▶ [EXERCISE REQUIREMENTS]: The entries underneath need to be duplicated exactly, with none omitted.

▶ [EXTRACTED ENTRIES]:
Segment Open
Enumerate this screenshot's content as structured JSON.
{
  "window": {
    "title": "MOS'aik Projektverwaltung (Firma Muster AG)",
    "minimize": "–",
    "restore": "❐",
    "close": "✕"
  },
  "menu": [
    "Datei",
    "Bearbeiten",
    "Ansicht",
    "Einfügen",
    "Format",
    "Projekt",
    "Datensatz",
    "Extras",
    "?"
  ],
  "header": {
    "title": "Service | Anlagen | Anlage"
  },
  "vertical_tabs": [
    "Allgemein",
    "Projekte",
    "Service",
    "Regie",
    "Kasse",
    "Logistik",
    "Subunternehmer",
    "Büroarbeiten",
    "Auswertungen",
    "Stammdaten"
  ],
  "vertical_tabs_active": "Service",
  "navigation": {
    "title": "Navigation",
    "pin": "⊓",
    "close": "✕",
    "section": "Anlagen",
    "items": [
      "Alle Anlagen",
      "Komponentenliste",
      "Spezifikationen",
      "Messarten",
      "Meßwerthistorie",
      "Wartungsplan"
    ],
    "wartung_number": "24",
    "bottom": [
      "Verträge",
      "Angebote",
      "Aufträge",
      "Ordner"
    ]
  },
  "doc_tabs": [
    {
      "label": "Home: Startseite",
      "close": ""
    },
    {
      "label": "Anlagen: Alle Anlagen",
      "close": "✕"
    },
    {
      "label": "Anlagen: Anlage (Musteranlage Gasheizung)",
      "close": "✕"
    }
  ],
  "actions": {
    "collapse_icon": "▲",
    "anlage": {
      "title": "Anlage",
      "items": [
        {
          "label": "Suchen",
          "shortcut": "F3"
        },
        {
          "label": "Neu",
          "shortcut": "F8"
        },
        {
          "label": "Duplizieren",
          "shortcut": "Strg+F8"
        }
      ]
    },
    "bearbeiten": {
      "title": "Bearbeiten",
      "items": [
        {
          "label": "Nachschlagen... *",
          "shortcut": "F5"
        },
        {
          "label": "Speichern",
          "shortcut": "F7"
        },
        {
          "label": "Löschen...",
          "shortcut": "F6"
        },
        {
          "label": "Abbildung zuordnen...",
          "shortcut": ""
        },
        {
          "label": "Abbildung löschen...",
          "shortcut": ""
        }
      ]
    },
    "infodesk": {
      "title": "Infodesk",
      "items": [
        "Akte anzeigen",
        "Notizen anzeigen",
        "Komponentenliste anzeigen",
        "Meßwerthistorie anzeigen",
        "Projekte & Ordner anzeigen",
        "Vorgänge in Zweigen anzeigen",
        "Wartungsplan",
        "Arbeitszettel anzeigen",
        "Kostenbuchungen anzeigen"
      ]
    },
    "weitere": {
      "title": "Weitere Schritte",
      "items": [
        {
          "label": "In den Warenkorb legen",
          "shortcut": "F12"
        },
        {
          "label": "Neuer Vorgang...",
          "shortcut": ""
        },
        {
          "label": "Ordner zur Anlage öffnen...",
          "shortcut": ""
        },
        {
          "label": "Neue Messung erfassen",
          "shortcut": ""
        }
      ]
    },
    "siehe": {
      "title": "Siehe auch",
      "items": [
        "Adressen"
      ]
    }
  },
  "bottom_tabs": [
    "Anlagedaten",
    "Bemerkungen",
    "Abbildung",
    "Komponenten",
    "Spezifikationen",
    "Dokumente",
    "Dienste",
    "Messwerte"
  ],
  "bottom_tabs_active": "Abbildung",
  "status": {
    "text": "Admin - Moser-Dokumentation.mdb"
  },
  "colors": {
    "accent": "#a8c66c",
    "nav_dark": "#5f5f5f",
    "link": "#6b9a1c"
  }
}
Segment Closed
▶ [ANSWER TO THIS TASK]:
Enumerate this screenshot's content as structured JSON.
{
  "window": {
    "title": "MOS'aik Projektverwaltung (Firma Muster AG)",
    "minimize": "–",
    "restore": "❐",
    "close": "✕"
  },
  "menu": [
    "Datei",
    "Bearbeiten",
    "Ansicht",
    "Einfügen",
    "Format",
    "Projekt",
    "Datensatz",
    "Extras",
    "?"
  ],
  "header": {
    "title": "Service | Anlagen | Anlage"
  },
  "vertical_tabs": [
    "Allgemein",
    "Projekte",
    "Service",
    "Regie",
    "Kasse",
    "Logistik",
    "Subunternehmer",
    "Büroarbeiten",
    "Auswertungen",
    "Stammdaten"
  ],
  "vertical_tabs_active": "Service",
  "navigation": {
    "title": "Navigation",
    "pin": "⊓",
    "close": "✕",
    "section": "Anlagen",
    "items": [
      "Alle Anlagen",
      "Komponentenliste",
      "Spezifikationen",
      "Messarten",
      "Meßwerthistorie",
      "Wartungsplan"
    ],
    "wartung_number": "24",
    "bottom": [
      "Verträge",
      "Angebote",
      "Aufträge",
      "Ordner"
    ]
  },
  "doc_tabs": [
    {
      "label": "Home: Startseite",
      "close": ""
    },
    {
      "label": "Anlagen: Alle Anlagen",
      "close": "✕"
    },
    {
      "label": "Anlagen: Anlage (Musteranlage Gasheizung)",
      "close": "✕"
    }
  ],
  "actions": {
    "collapse_icon": "▲",
    "anlage": {
      "title": "Anlage",
      "items": [
        {
          "label": "Suchen",
          "shortcut": "F3"
        },
        {
          "label": "Neu",
          "shortcut": "F8"
        },
        {
          "label": "Duplizieren",
          "shortcut": "Strg+F8"
        }
      ]
    },
    "bearbeiten": {
      "title": "Bearbeiten",
      "items": [
        {
          "label": "Nachschlagen... *",
          "shortcut": "F5"
        },
        {
          "label": "Speichern",
          "shortcut": "F7"
        },
        {
          "label": "Löschen...",
          "shortcut": "F6"
        },
        {
          "label": "Abbildung zuordnen...",
          "shortcut": ""
        },
        {
          "label": "Abbildung löschen...",
          "shortcut": ""
        }
      ]
    },
    "infodesk": {
      "title": "Infodesk",
      "items": [
        "Akte anzeigen",
        "Notizen anzeigen",
        "Komponentenliste anzeigen",
        "Meßwerthistorie anzeigen",
        "Projekte & Ordner anzeigen",
        "Vorgänge in Zweigen anzeigen",
        "Wartungsplan",
        "Arbeitszettel anzeigen",
        "Kostenbuchungen anzeigen"
      ]
    },
    "weitere": {
      "title": "Weitere Schritte",
      "items": [
        {
          "label": "In den Warenkorb legen",
          "shortcut": "F12"
        },
        {
          "label": "Neuer Vorgang...",
          "shortcut": ""
        },
        {
          "label": "Ordner zur Anlage öffnen...",
          "shortcut": ""
        },
        {
          "label": "Neue Messung erfassen",
          "shortcut": ""
        }
      ]
    },
    "siehe": {
      "title": "Siehe auch",
      "items": [
        "Adressen"
      ]
    }
  },
  "bottom_tabs": [
    "Anlagedaten",
    "Bemerkungen",
    "Abbildung",
    "Komponenten",
    "Spezifikationen",
    "Dokumente",
    "Dienste",
    "Messwerte"
  ],
  "bottom_tabs_active": "Abbildung",
  "status": {
    "text": "Admin - Moser-Dokumentation.mdb"
  },
  "colors": {
    "accent": "#a8c66c",
    "nav_dark": "#5f5f5f",
    "link": "#6b9a1c"
  }
}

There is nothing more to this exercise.